## ABOUT THIS EXERCISE
Your task is to filter the data below down to the lines holding "PRODUCT".

_ _ _ _ _ _ _

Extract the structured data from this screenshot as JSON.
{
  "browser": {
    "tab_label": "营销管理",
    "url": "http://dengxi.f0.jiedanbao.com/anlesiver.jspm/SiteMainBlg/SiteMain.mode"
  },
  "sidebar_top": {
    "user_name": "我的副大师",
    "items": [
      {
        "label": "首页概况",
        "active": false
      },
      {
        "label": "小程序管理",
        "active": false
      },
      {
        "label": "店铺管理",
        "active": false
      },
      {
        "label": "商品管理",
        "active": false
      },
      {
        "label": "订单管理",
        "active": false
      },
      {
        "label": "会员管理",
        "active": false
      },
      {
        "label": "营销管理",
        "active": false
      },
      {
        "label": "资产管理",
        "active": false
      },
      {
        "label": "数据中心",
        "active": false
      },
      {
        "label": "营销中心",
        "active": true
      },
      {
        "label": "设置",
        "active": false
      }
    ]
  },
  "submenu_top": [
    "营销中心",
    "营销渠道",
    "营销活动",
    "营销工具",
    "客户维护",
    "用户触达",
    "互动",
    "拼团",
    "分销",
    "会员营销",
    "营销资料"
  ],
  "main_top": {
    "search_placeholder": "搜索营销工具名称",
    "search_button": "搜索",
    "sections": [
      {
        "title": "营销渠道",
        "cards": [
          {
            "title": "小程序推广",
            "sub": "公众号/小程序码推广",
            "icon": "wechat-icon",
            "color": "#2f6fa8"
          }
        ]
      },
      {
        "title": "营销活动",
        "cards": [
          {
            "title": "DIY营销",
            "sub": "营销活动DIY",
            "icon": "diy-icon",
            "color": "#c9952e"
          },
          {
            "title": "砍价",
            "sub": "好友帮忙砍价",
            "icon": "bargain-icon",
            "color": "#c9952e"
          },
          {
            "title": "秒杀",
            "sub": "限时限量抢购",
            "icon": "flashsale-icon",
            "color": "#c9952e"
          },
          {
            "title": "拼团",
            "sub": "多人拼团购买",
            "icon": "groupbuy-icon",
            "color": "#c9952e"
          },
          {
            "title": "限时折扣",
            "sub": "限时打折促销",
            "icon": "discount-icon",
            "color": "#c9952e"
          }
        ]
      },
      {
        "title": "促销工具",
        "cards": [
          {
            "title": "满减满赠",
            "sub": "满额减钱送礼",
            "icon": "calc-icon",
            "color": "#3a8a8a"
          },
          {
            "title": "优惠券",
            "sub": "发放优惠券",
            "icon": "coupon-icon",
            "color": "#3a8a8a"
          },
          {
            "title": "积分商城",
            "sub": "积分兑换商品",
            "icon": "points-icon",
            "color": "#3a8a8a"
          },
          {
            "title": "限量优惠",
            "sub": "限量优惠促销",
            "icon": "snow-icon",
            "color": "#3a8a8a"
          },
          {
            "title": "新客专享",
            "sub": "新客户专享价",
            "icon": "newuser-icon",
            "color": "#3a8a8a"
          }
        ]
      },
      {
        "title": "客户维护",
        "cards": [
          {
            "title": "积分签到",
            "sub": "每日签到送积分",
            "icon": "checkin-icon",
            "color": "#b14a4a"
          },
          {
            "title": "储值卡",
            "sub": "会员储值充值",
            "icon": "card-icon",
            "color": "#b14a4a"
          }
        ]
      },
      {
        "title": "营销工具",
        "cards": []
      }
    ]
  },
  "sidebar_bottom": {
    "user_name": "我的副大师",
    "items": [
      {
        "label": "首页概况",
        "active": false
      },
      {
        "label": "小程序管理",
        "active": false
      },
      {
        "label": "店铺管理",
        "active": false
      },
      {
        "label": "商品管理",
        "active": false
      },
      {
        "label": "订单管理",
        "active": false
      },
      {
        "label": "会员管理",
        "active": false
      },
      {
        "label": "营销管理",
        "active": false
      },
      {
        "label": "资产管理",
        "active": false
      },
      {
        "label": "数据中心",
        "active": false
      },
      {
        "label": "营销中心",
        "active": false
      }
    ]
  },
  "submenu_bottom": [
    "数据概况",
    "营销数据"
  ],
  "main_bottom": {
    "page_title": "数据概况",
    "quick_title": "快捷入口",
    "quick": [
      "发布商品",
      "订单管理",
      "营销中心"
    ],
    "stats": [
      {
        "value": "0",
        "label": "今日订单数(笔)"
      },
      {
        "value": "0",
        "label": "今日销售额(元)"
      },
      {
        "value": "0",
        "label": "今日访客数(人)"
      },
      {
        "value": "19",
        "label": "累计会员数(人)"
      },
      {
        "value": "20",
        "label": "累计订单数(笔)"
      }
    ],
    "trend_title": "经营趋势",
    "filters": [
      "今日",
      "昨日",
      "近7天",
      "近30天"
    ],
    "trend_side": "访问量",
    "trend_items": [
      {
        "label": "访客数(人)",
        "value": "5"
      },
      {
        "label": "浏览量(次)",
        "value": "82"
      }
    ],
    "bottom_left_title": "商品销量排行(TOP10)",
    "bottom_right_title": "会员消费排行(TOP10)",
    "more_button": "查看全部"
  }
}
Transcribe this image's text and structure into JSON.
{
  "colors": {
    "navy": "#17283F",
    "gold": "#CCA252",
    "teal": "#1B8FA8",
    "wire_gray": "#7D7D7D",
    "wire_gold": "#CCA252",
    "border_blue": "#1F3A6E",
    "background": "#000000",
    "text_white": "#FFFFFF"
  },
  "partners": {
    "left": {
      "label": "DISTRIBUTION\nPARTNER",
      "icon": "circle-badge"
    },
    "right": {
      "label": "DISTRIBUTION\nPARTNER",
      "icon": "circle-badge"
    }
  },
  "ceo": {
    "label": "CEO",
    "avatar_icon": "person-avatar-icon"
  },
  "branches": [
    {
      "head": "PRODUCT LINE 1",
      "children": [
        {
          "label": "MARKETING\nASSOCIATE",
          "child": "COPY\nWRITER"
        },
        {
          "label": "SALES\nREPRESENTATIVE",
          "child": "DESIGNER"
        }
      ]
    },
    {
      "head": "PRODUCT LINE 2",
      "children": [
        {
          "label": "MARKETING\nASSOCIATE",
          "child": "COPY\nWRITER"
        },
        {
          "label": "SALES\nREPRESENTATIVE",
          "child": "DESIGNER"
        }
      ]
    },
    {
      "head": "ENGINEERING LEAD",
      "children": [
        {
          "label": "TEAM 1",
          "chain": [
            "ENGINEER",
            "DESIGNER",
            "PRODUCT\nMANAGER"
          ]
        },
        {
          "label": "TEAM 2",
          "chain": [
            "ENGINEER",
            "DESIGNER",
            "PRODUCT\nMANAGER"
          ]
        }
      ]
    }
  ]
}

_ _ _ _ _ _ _

## RESPONSE TO THIS TASK
      "head": "PRODUCT LINE 1",
      "head": "PRODUCT LINE 2",
            "PRODUCT\nMANAGER"
            "PRODUCT\nMANAGER"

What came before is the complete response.